Board of Elections changes voter registration form to comply with tribal lawsuit settlement
The South Dakota Board of Elections voted Wednesday to change the state voter registration form to fit the requirements of a 2022 lawsuit agreement between Native American tribes and the state.
The lawsuit alleged numerous violations of the National Voter Registration Act, which requires states to allow people to register to vote while applying for driver’s licenses, public assistance or disability assistance. The tribe said the state had deprived “thousands of tribal members and other citizens of their federally-guaranteed opportunities to register to vote and to change their voter registration addresses.”
A federal judge approved a multifaceted settlement in May 2022. The settlement was a “giant step forward in the battle to make sure Native voices are properly heard at the ballot box,” according to the Lakota People’s Law Project, which was a plaintiff in the case along with the Rosebud and Oglala Sioux tribes and voters Kimberly Dillon and Hoksila White Mountain.
The Elections Board enacted one of the settlement’s required actions Wednesday. The board voted to amend the state’s voter registration form to better inform an applicant that they can provide a written description of their physical address if they do not have a U.S. Postal Service address. Many residences on tribal land and in rural South Dakota don’t have addresses recognized by the U.S. Postal Service and rely on P.O. Boxes to receive mail and deliveries.
The voter registration form previously read, “If Residence Address is a PO Box, rural box, or general delivery, you must give the location of your residence.” Now the prompt lets voters know they can write the names of intersections or streets where they live or any existing landmarks, such as schools, churches or stores instead of, for example, the GPS coordinates of their home.
Another requirement of the lawsuit settlement was that South Dakota name a statewide National Voter Registration Act coordinator to ensure compliance with the law across state agencies. Secretary of State Monae Johnson hired Adam Miller into the role on Feb. 11.
Two election bills passed by the state Legislature that would make more changes to voter registration have yet to be vetoed or signed into law by Gov. Kristi Noem.
Senate Bill 139 would further amend the voter registration form to require that potential voters certify they have resided in South Dakota for at least 30 days before submitting the form. Senate Bill 140 would require that any first-time voter who leaves the party affiliation field blank must be registered as independent rather than “no party affiliation.”
The board unanimously passed the changes legally required by the settlement agreement despite concerns about the two bills.
“If we have to do it again, we have to do it again,” said Deputy Secretary of State Tom Deadrick during the meeting. “We’ve got to go along with what we promised we would do as far as the settlement is concerned, or else we could probably find ourselves back in court.”
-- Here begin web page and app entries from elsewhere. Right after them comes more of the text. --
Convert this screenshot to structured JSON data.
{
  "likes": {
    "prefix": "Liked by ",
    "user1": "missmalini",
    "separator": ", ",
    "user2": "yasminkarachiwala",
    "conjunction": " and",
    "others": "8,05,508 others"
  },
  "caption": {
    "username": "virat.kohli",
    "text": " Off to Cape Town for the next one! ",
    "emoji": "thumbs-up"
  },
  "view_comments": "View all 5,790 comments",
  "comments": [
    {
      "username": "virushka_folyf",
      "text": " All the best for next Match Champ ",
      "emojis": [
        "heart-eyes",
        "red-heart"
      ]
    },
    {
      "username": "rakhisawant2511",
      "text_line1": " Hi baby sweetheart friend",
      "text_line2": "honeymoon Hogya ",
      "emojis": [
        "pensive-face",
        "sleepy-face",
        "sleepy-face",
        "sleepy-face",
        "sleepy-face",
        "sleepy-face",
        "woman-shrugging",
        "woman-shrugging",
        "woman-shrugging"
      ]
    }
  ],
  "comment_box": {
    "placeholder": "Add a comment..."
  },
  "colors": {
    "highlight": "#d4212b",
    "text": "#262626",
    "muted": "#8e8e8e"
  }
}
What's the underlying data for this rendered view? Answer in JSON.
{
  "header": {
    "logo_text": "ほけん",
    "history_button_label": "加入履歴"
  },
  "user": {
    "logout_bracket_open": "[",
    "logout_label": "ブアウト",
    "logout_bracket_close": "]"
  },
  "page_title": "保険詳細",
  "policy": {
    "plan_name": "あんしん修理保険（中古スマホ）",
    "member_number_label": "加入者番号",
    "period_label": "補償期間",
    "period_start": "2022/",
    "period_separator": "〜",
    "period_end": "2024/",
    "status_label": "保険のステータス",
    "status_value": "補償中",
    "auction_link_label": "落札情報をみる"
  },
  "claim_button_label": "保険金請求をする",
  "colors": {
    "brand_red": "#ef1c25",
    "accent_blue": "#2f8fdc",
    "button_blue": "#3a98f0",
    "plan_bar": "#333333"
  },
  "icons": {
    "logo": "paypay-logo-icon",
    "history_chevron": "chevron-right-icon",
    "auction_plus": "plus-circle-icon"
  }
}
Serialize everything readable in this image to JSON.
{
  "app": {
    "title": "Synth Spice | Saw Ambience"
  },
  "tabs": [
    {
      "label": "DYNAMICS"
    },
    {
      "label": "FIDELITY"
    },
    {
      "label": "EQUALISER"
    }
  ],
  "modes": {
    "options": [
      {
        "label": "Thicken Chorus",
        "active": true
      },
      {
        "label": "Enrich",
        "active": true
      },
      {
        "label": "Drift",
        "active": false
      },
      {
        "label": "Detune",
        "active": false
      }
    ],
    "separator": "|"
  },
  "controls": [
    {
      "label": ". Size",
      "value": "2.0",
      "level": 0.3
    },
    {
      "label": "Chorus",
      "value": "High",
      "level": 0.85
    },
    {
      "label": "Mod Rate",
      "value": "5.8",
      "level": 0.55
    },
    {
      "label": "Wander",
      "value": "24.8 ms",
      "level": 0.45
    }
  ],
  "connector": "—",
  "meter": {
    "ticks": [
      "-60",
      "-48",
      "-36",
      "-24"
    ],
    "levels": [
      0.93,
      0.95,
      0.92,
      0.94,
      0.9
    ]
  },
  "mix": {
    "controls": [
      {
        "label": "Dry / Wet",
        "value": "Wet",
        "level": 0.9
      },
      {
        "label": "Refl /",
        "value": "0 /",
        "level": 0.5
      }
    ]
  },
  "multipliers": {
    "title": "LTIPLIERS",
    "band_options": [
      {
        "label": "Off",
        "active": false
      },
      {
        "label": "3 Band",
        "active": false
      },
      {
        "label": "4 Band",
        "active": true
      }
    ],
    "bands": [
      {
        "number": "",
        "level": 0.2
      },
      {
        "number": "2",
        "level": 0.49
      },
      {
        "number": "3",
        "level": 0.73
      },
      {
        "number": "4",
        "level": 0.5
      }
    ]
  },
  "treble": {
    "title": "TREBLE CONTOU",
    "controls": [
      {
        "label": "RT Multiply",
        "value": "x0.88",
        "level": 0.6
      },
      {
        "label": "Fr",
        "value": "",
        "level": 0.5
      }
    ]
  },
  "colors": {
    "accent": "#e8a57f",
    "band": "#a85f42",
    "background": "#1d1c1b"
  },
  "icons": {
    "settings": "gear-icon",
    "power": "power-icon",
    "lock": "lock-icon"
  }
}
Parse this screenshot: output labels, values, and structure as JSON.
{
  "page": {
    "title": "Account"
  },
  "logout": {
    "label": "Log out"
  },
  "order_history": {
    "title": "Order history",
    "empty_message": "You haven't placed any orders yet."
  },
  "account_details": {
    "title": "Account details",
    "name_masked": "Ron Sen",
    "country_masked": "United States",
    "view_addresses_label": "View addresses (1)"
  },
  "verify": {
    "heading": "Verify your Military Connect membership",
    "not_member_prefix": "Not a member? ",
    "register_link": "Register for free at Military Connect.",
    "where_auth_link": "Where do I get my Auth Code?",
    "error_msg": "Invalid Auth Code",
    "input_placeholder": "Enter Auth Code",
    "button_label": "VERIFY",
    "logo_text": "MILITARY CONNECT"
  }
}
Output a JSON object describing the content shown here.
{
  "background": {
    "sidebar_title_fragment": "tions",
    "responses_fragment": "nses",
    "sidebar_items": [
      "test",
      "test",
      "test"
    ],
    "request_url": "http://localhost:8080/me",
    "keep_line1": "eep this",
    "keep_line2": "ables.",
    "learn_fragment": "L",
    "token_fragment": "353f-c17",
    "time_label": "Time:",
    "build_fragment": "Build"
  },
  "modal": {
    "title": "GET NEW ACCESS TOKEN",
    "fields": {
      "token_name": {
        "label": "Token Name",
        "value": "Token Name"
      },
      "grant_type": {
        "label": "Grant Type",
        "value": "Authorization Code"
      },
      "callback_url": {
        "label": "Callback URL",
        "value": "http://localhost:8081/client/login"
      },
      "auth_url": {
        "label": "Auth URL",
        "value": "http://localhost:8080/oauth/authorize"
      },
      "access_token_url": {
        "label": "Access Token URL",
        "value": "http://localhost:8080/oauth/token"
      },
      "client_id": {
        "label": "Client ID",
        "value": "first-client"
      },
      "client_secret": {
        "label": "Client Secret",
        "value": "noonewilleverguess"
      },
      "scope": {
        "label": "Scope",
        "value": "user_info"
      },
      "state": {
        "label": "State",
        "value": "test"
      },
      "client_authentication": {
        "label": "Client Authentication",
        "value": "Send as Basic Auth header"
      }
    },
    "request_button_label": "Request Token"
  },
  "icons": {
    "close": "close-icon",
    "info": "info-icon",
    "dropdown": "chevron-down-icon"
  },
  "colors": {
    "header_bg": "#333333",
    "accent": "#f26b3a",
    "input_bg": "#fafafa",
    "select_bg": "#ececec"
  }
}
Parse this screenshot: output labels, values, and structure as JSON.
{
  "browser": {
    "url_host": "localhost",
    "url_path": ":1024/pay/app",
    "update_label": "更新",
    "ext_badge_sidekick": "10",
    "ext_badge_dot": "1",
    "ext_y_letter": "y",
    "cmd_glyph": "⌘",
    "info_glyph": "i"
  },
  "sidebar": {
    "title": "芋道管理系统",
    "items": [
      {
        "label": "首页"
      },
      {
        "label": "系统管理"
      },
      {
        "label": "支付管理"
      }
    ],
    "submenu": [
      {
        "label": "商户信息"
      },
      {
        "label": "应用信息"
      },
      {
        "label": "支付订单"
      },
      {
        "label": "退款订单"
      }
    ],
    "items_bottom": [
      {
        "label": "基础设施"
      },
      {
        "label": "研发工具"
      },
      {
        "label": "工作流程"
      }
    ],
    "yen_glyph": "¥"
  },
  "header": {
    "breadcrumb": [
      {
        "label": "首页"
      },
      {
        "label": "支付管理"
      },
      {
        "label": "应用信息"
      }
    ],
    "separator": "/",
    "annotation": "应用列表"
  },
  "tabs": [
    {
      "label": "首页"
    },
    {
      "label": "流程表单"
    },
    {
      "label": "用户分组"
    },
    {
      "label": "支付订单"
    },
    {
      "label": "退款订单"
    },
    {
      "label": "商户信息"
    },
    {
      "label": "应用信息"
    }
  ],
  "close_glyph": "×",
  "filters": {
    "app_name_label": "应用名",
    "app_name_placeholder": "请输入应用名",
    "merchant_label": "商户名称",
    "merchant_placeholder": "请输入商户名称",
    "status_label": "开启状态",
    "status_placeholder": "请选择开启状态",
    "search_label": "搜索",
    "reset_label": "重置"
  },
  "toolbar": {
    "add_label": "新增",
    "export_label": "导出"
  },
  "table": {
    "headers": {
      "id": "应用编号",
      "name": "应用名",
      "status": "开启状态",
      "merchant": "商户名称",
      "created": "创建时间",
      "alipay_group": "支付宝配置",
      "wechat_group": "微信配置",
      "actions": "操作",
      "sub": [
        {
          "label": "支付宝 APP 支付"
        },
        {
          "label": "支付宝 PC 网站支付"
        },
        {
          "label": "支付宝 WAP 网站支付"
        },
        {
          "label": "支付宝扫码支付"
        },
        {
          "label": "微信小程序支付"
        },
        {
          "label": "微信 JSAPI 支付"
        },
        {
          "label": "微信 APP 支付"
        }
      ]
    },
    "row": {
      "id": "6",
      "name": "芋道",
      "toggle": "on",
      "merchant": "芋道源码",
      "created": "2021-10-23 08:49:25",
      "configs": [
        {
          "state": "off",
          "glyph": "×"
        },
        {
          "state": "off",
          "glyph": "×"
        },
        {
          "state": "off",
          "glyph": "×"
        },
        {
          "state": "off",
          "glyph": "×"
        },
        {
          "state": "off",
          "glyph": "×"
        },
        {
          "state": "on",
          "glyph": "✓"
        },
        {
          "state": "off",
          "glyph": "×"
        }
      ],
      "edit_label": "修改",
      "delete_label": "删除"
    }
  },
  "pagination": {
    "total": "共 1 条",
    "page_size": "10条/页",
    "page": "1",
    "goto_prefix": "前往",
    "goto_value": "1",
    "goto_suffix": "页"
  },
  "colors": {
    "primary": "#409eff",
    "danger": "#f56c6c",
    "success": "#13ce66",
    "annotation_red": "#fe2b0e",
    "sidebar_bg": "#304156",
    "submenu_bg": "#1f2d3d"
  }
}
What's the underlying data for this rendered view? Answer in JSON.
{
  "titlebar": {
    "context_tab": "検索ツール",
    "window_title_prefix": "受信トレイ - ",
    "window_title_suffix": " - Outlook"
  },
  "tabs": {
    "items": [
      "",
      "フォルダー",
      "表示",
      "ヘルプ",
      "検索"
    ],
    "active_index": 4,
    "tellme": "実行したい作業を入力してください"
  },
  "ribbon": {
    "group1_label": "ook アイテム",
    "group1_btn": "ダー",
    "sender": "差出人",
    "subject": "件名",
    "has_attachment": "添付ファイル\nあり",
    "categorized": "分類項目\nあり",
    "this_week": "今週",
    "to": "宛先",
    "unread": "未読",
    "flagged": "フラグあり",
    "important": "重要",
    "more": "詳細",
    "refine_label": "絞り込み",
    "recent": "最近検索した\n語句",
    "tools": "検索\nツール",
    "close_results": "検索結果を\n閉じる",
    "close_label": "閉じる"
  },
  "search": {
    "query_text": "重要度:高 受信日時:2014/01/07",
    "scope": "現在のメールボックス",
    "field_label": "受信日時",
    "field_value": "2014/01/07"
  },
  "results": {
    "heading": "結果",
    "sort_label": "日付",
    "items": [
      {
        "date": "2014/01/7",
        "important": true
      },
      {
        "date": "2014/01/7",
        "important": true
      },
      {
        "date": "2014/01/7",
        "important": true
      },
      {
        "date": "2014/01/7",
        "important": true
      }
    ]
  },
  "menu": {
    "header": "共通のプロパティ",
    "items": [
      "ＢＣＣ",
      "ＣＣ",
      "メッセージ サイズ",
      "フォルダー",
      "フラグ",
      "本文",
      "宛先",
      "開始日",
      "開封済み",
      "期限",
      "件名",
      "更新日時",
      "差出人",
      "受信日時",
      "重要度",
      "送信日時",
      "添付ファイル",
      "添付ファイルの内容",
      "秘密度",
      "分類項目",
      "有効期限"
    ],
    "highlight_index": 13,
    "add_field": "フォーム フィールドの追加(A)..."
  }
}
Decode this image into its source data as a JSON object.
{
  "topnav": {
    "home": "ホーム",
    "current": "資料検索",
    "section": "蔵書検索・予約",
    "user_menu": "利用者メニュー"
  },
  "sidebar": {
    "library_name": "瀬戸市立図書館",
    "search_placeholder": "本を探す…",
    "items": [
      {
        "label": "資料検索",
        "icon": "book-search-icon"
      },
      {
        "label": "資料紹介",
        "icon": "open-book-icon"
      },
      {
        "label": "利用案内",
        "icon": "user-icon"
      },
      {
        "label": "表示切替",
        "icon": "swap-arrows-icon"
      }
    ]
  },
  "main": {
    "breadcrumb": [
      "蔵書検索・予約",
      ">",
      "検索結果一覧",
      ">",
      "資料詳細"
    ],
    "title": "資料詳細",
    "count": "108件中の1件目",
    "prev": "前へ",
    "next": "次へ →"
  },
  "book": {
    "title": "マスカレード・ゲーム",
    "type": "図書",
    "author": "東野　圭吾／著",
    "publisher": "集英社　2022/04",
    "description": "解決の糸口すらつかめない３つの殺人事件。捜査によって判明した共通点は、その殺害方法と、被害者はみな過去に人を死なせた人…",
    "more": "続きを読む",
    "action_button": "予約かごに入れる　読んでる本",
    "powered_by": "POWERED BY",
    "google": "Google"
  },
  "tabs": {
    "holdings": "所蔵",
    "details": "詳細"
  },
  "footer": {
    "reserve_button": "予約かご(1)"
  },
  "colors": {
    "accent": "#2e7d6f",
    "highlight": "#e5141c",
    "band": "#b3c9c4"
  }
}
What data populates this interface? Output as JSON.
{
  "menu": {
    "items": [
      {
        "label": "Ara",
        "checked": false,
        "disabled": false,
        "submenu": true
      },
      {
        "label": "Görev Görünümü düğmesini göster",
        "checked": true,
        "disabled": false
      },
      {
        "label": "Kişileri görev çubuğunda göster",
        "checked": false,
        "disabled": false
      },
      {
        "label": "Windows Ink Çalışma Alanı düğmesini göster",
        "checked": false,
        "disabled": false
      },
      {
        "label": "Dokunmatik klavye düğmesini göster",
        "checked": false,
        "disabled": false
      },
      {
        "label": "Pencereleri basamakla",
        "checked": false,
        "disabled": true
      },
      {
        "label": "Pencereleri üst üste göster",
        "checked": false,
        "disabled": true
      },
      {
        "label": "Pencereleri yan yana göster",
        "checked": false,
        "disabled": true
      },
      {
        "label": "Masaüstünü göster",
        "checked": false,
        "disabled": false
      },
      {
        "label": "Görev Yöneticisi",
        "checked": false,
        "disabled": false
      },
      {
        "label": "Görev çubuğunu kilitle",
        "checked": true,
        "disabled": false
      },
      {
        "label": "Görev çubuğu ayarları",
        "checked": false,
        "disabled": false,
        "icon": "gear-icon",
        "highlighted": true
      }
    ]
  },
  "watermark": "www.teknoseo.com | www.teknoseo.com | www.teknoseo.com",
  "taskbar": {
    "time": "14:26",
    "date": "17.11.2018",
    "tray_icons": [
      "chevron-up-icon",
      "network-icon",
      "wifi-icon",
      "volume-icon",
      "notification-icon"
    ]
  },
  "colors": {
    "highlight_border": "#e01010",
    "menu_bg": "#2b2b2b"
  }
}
The changes will be presented to the Legislative Rules Review Committee at its April 11 meeting. If the changes are approved, then the change will be final 20 days after that.